In contrast to classroom learning, learning online is decidedly more self-directed and independent. As a result, motivation and dedication are essential to success. Ehtesham notes, “One issue with online courses could be losing motivation within the first few weeks, as students may feel no pressure.” Students enrolled in university classes are pushed to keep up to pass the course with a decent grade. However, for the independent learner, online material can help you advance faster and further than the traditional classroom-structured approach of learning. Clermont affirmed that “[reading books] had a greater impact on my coding than courses ever did,” while noting the extra effort required for this type of learning.

Ehtesham continues, “if one has the motivation to learn coding, and does not want to spend extra money on a minor, then online courses is definitely the way to go. […] The next step from that is and should be working on your own project or contributing to an open source project.” Open source projects in computer science are projects in which the code itself is available to the public and editable. These are, in his opinion, “the best way to become a proficient programmer.” In addition to the experience gained from participating and creating these projects, employers are often more interested in past experience than credentials due to the practical nature of coding.
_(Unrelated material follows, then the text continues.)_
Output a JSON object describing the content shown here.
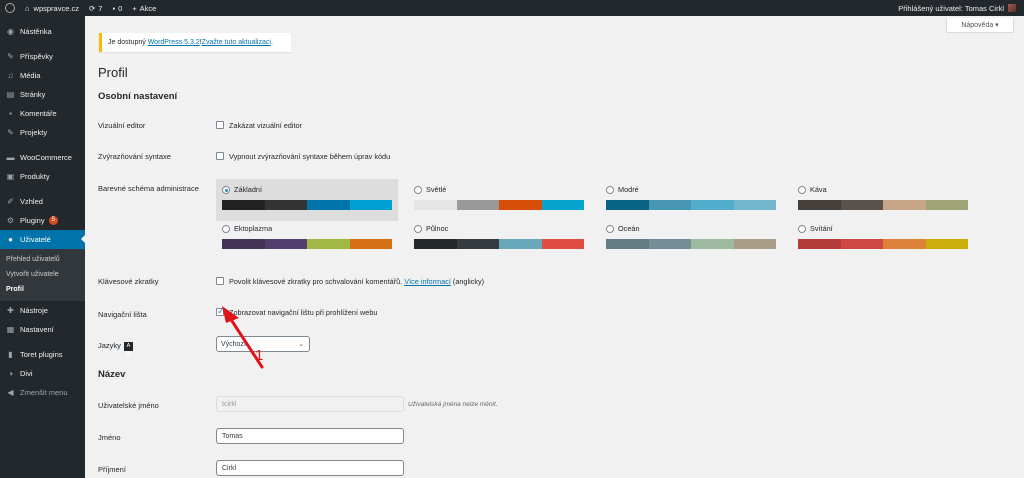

If you’re generally more self-motivated, self-paced, and independent, online resources may offer you more freedom than classrooms in terms of course pace and the breadth and depth of coverage. The already vast collection of online materials will only continue to grow as the internet evolves with the advancement of technology. Whether you learn through sets of exams and assignments in class or through tutorials and challenges online, learning to code is beneficial. Golfi notes, “I believe that anybody can learn programming with enough willpower and elbow grease.”

Comments posted on The McGill Daily's website must abide by our comments policy.
A change in our comments policy was enacted on January 23, 2017, closing the comments section of non-editorial posts. Find out more about this change here.